Hugh H. Gibbons
Professor Emeritus Gibbons employed the computer in a variety of ways in his courses in Torts, Legal Philosophy, Law and Economics and Computers and Privacy. He is the author of a theory of law called the “Biological Basis of Law.” He has often been an expert consultant and witness regarding business organization and valuation, and is now one of the handful of experts on the long-range impact of computers on the law. He presented a paper, “Using Computers to Analyze Legal Questions” to the Yale University Conference on System Science and Jurisprudence.
“Law,” someone said, “is the storm anchor of society, calming the ship of state as it pitches and yaws in a turbulent world and making life for the passengers and crew tolerably stable.” When you have a storm anchor that works as well as ours has for two centuries, you are reluctant to fool with it. Conservatism runs deeply through all legal institutions, particularly through legal education.
With the exception of the telephone and typewriter, the technological revolution of the past century has left the law untouched. Law has dealt at arm’s length with technology, making new rules to cover air travel, genetic engineering, and the like, while the lawyers, who do the work, carry on with paper and pencil - until the advent of the computer. The computer is making serious changes, from the mechanics of organizing a law office to programs that help solve legal questions. It promises to change legal education by providing students with new ways of thinking about law.
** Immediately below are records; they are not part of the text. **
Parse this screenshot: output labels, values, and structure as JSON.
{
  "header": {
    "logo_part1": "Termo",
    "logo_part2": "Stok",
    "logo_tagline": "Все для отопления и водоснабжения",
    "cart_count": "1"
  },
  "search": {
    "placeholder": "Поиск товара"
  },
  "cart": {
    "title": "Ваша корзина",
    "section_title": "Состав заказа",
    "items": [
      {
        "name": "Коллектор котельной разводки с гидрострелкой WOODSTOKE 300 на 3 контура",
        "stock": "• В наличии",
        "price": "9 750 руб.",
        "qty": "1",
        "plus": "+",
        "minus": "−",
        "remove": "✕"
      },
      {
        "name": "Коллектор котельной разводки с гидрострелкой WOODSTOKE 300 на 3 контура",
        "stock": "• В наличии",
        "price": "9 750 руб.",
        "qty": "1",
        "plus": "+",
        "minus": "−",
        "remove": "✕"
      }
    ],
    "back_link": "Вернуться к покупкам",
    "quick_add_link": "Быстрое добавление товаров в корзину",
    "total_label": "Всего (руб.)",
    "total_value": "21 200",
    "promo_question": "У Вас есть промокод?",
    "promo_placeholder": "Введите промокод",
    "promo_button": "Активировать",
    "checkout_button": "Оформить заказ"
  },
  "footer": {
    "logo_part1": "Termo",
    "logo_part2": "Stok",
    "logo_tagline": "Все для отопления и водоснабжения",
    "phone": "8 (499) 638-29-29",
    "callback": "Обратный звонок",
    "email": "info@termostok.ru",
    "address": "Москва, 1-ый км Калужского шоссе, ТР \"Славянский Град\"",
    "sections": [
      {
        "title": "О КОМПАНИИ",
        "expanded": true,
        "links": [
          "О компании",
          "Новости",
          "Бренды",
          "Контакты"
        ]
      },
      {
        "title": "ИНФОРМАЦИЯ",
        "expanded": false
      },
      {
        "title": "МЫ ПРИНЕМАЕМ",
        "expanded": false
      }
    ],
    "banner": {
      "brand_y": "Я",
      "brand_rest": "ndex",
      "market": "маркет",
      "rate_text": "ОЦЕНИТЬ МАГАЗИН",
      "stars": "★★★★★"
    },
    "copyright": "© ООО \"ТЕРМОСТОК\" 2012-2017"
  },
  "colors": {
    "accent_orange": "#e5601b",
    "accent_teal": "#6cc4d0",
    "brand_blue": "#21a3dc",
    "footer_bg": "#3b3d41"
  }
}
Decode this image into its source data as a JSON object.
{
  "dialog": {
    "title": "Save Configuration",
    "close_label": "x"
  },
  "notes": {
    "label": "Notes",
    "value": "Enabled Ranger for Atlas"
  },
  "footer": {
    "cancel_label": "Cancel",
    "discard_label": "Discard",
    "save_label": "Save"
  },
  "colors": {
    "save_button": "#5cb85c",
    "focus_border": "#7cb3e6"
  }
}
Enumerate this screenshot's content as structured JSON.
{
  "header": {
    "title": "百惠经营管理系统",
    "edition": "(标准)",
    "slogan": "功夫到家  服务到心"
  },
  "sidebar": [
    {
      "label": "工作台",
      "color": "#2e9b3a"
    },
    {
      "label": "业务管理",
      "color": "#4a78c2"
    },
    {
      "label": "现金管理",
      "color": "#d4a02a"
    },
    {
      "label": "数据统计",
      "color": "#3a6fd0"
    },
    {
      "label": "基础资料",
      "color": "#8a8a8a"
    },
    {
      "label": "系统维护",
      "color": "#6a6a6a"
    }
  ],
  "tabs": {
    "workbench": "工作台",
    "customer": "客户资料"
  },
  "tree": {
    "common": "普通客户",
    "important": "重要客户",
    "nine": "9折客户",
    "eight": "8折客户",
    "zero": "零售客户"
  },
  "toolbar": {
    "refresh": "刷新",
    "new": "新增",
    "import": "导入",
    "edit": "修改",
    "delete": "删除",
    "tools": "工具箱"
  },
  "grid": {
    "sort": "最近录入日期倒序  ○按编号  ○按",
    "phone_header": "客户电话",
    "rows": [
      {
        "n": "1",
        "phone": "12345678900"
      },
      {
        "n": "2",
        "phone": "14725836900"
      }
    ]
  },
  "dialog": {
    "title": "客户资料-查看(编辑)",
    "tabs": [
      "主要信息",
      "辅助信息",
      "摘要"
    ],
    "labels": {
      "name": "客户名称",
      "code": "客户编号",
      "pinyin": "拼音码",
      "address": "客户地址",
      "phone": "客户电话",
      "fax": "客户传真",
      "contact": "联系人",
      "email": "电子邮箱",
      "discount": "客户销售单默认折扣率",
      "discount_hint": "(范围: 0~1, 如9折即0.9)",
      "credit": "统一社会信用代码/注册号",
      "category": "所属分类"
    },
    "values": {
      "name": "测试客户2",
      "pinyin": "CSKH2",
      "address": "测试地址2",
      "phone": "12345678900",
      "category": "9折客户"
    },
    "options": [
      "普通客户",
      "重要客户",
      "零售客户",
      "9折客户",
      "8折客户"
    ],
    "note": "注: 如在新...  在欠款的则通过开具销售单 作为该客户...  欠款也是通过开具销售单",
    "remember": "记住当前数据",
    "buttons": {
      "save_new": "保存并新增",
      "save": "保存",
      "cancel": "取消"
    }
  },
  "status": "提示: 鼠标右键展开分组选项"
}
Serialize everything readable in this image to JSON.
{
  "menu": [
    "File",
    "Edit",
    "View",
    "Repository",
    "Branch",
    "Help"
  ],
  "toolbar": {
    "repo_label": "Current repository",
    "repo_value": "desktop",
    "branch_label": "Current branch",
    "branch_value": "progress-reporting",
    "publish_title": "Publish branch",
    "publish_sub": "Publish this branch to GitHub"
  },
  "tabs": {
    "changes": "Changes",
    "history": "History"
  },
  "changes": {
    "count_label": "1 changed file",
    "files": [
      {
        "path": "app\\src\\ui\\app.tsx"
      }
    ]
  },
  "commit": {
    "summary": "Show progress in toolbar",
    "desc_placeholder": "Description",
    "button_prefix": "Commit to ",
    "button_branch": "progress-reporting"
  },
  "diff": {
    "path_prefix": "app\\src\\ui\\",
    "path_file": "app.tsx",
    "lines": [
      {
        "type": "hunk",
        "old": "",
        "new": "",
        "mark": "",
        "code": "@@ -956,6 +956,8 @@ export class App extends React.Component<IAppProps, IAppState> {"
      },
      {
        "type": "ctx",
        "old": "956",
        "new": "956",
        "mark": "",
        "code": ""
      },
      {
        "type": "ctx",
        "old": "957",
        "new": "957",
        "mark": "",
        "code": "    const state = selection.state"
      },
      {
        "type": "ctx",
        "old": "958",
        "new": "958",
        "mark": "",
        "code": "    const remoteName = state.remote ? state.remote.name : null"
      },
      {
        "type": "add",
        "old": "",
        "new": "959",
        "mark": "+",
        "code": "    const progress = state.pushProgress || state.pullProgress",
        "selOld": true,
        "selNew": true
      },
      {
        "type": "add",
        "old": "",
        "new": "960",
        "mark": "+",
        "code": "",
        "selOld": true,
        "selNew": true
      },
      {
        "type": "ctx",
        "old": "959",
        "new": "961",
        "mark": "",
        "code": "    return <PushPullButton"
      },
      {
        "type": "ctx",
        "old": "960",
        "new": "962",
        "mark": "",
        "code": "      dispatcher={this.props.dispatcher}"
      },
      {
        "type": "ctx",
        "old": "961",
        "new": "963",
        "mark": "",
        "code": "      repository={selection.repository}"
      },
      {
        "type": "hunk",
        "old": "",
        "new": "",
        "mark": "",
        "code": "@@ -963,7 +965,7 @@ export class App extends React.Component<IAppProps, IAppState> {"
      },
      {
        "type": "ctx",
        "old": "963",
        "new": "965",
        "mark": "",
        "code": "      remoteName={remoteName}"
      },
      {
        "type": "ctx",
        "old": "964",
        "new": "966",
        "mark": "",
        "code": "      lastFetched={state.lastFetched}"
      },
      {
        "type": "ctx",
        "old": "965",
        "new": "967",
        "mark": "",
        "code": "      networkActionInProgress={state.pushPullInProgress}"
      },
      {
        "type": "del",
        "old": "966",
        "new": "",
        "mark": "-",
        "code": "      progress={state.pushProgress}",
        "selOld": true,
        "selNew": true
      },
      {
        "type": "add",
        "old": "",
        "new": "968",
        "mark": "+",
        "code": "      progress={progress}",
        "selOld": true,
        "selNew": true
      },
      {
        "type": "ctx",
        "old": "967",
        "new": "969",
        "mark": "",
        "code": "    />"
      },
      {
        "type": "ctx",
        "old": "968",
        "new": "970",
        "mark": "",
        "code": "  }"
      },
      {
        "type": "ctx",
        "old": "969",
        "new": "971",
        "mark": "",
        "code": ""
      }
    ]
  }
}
I exult in these developments and have enjoyed almightily working with students to pursue them.
Hugh H. Gibbons is an accomplished sculptor. Sculpture and graphics loosely inspired by nature and science.